[[ Data extract, beginning ]]

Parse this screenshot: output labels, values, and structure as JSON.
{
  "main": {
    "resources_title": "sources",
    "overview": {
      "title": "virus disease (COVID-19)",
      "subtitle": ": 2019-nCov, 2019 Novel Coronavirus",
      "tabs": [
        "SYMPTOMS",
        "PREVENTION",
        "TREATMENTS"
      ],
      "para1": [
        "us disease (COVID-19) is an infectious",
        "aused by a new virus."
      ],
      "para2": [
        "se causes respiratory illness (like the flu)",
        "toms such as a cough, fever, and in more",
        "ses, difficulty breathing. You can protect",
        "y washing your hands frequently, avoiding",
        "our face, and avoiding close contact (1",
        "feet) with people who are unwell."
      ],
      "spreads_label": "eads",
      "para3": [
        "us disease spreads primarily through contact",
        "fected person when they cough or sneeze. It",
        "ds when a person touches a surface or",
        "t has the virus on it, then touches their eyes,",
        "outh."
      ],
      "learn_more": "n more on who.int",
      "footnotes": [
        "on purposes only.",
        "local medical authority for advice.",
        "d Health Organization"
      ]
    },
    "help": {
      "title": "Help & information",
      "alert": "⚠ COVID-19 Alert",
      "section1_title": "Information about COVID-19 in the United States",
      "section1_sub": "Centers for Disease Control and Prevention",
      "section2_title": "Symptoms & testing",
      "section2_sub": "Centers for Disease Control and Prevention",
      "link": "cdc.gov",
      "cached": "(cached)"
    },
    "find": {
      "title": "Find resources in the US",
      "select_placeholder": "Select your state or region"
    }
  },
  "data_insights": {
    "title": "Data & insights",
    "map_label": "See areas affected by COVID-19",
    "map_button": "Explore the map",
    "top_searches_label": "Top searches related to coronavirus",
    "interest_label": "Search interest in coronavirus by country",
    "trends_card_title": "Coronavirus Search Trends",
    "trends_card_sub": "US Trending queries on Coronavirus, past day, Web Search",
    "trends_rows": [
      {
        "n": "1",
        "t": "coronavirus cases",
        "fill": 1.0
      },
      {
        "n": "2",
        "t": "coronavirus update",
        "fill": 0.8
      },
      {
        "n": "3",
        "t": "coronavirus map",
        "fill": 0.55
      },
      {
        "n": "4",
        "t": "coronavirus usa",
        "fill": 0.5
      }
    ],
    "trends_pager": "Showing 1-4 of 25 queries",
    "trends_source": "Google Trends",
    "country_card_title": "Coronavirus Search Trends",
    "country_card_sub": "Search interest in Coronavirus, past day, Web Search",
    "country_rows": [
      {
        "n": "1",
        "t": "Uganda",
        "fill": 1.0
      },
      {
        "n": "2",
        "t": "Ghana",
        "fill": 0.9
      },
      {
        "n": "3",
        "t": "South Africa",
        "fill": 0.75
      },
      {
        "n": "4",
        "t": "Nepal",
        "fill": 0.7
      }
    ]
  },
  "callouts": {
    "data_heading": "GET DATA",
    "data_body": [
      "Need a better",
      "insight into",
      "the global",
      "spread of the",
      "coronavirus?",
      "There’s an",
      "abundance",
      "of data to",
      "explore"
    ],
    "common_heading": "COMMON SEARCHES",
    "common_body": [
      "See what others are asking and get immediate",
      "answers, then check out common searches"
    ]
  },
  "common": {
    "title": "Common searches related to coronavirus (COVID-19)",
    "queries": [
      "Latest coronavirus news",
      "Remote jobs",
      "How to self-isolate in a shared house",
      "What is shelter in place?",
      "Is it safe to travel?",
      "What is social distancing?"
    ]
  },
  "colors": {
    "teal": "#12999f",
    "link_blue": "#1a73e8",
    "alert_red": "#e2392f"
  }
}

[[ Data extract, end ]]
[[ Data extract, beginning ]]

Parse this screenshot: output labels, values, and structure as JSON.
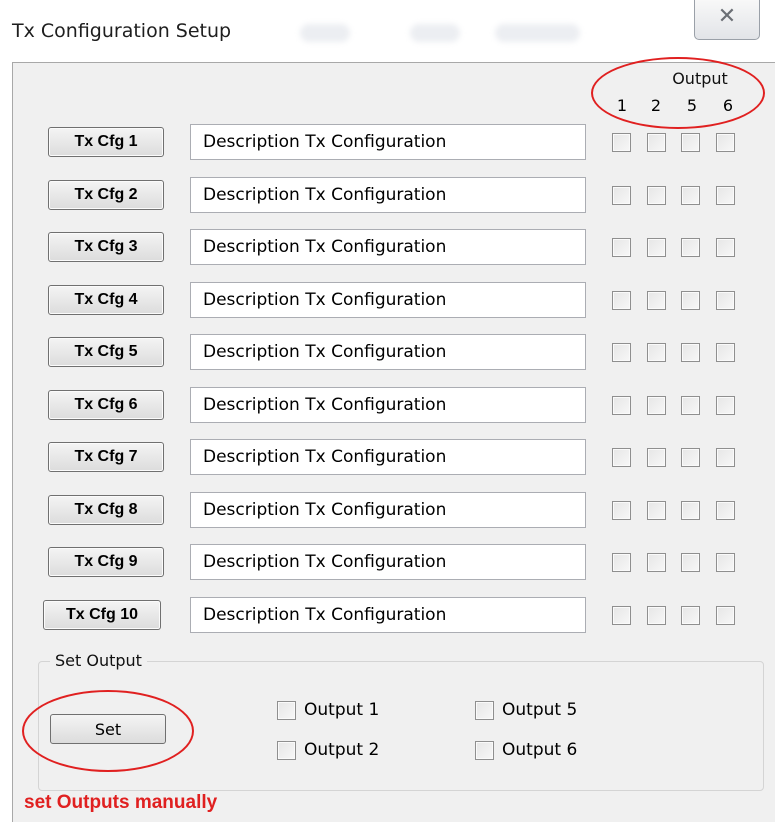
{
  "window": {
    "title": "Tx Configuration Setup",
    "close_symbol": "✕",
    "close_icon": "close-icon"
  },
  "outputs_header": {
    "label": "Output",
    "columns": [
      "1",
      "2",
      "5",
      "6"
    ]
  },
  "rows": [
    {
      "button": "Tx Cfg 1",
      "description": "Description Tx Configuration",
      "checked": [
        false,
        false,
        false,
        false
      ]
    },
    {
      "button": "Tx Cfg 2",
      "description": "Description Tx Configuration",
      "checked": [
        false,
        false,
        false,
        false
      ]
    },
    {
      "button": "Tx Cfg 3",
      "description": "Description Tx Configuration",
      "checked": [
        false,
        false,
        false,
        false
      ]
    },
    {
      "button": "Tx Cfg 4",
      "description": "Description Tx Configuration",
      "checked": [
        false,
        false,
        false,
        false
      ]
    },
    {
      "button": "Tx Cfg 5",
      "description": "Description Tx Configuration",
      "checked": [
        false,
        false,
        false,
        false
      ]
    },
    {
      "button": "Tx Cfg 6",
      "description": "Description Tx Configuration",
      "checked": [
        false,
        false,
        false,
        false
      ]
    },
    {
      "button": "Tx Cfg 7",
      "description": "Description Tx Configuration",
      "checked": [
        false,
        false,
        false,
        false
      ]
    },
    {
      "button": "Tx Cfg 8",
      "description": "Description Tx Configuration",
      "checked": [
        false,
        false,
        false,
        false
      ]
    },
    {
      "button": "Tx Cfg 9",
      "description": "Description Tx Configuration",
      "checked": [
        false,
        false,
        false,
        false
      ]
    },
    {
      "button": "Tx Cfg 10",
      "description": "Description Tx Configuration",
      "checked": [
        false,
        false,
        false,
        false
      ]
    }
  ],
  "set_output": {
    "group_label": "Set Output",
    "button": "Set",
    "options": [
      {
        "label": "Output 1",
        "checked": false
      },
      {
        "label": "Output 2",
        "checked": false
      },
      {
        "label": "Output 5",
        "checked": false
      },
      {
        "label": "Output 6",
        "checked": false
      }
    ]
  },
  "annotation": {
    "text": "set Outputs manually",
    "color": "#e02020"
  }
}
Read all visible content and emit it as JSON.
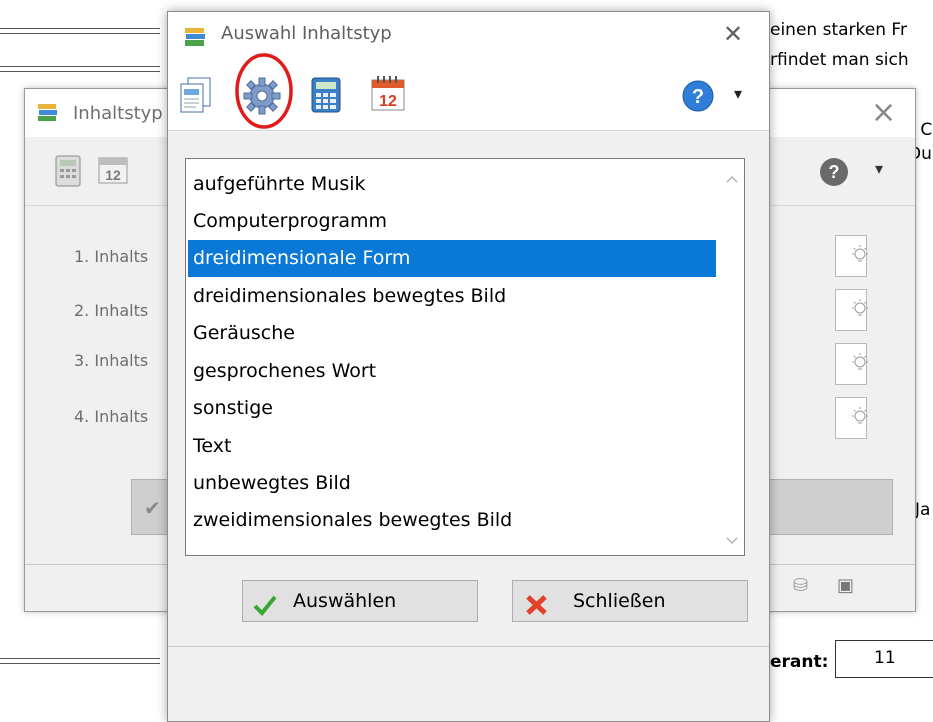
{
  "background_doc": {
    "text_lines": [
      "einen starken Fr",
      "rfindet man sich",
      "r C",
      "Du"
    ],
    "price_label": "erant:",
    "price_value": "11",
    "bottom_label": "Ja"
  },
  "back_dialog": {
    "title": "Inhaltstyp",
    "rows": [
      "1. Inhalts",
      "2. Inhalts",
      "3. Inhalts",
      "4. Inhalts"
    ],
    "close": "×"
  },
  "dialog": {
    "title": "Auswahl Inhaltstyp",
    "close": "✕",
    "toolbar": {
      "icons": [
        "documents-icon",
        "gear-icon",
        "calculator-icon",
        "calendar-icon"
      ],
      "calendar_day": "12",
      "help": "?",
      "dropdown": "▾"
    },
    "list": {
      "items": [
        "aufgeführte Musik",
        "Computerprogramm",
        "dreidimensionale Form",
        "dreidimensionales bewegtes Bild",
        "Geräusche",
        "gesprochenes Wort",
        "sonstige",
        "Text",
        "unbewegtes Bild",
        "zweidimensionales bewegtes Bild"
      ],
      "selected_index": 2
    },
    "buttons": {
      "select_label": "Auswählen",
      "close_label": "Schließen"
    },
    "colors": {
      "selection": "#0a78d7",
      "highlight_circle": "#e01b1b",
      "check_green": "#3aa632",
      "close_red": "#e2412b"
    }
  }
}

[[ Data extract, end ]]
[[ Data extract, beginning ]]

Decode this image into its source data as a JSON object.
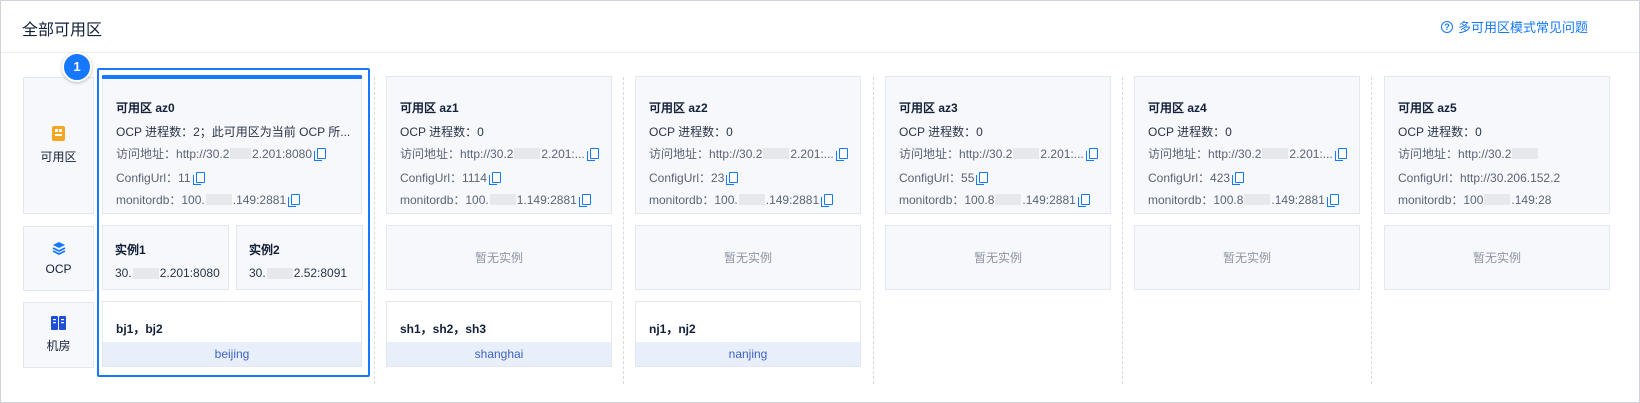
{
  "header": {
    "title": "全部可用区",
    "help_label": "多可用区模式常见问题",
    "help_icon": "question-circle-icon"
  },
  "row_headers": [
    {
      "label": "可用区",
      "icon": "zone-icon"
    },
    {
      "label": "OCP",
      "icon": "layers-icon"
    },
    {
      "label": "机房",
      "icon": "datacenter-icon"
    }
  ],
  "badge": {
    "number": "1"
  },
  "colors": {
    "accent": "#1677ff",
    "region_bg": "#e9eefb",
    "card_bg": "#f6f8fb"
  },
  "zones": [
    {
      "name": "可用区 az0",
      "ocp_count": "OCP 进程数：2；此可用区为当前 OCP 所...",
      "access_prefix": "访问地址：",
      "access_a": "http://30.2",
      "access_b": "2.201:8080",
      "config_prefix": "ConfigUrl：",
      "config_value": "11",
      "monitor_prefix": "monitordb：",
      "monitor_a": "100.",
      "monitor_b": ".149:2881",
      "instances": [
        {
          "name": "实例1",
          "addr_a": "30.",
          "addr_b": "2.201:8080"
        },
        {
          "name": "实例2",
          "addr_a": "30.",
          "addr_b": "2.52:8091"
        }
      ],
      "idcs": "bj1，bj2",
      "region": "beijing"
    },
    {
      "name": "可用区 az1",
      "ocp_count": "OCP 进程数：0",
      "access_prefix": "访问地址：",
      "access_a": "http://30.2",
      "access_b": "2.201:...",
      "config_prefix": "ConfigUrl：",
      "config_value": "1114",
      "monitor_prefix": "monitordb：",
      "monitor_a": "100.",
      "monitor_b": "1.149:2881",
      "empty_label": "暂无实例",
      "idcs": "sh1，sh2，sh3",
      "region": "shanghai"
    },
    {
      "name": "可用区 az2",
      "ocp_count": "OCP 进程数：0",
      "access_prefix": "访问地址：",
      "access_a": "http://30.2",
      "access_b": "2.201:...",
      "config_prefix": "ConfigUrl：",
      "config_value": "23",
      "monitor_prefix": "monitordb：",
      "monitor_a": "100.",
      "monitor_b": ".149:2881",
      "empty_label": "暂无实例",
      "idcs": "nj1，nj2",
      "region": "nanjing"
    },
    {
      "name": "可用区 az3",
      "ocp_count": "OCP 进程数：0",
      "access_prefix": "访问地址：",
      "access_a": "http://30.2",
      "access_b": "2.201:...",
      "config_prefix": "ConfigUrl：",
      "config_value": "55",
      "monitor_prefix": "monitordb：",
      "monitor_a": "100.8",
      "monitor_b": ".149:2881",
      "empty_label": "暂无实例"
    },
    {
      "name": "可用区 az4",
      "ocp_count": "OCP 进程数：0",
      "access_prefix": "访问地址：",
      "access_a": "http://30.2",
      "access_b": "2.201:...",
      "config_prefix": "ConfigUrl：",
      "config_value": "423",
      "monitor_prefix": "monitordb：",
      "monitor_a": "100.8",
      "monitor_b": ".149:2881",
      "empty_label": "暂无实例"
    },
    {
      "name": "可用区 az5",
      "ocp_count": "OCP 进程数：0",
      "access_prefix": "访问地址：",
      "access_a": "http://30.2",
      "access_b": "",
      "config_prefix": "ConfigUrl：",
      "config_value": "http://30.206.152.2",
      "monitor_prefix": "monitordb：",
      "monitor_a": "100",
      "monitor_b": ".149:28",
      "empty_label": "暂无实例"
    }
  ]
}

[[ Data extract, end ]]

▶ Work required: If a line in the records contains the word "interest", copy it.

▶ Answer area:
    "interest_label": "Search interest in coronavirus by country",
    "country_card_sub": "Search interest in Coronavirus, past day, Web Search",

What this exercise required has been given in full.